◆ **TASK BRIEF**
Reproduce the entries word for word, and omit any picture you find in them.
+++
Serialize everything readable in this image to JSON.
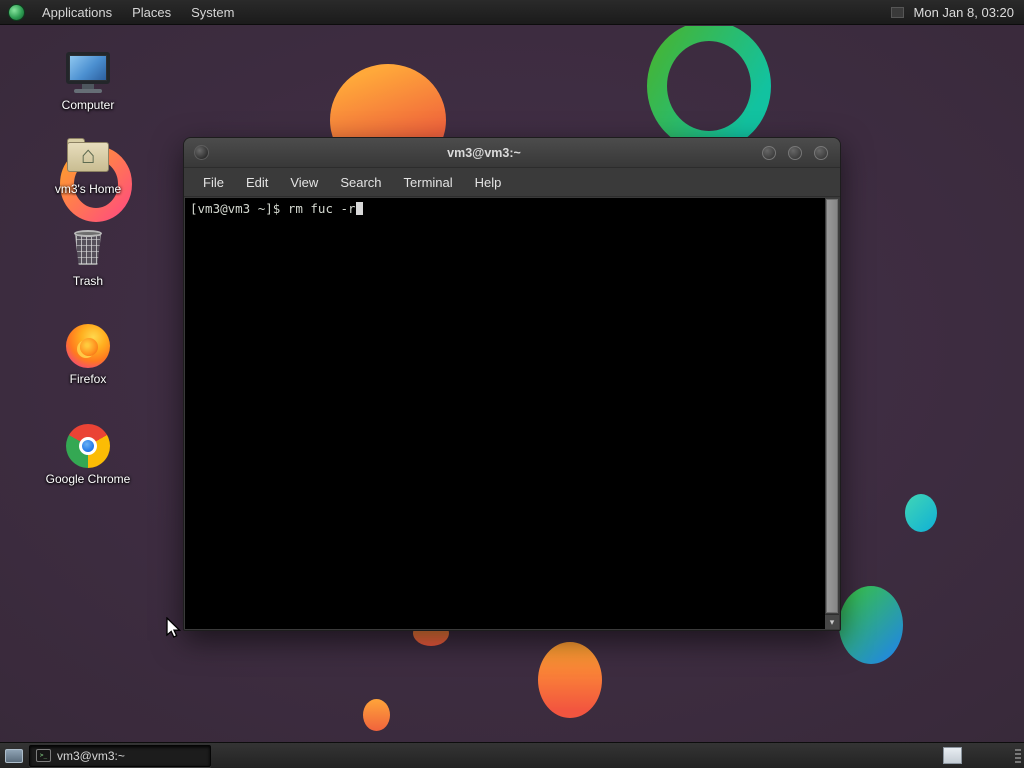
{
  "top_panel": {
    "menus": [
      {
        "label": "Applications"
      },
      {
        "label": "Places"
      },
      {
        "label": "System"
      }
    ],
    "clock": "Mon Jan 8, 03:20"
  },
  "desktop": {
    "icons": [
      {
        "label": "Computer"
      },
      {
        "label": "vm3's Home"
      },
      {
        "label": "Trash"
      },
      {
        "label": "Firefox"
      },
      {
        "label": "Google Chrome"
      }
    ]
  },
  "terminal_window": {
    "title": "vm3@vm3:~",
    "menu_items": [
      {
        "label": "File"
      },
      {
        "label": "Edit"
      },
      {
        "label": "View"
      },
      {
        "label": "Search"
      },
      {
        "label": "Terminal"
      },
      {
        "label": "Help"
      }
    ],
    "prompt_line": "[vm3@vm3 ~]$ rm fuc -r"
  },
  "bottom_panel": {
    "task_button_label": "vm3@vm3:~"
  },
  "icons": {
    "home_glyph": "⌂",
    "terminal_glyph": ">_",
    "scroll_down_glyph": "▾"
  },
  "colors": {
    "desktop_bg": "#392a3b",
    "panel_bg": "#232323",
    "terminal_bg": "#000000",
    "terminal_text": "#d3d7cf",
    "window_chrome": "#3a3a3a"
  }
}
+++
◆ **ANSWER SECTION**
Serialize everything readable in this image to JSON.
{
  "top_panel": {
    "menus": [
      {
        "label": "Applications"
      },
      {
        "label": "Places"
      },
      {
        "label": "System"
      }
    ],
    "clock": "Mon Jan 8, 03:20"
  },
  "desktop": {
    "icons": [
      {
        "label": "Computer"
      },
      {
        "label": "vm3's Home"
      },
      {
        "label": "Trash"
      },
      {
        "label": "Firefox"
      },
      {
        "label": "Google Chrome"
      }
    ]
  },
  "terminal_window": {
    "title": "vm3@vm3:~",
    "menu_items": [
      {
        "label": "File"
      },
      {
        "label": "Edit"
      },
      {
        "label": "View"
      },
      {
        "label": "Search"
      },
      {
        "label": "Terminal"
      },
      {
        "label": "Help"
      }
    ],
    "prompt_line": "[vm3@vm3 ~]$ rm fuc -r"
  },
  "bottom_panel": {
    "task_button_label": "vm3@vm3:~"
  },
  "icons": {
    "home_glyph": "⌂",
    "terminal_glyph": ">_",
    "scroll_down_glyph": "▾"
  },
  "colors": {
    "desktop_bg": "#392a3b",
    "panel_bg": "#232323",
    "terminal_bg": "#000000",
    "terminal_text": "#d3d7cf",
    "window_chrome": "#3a3a3a"
  }
}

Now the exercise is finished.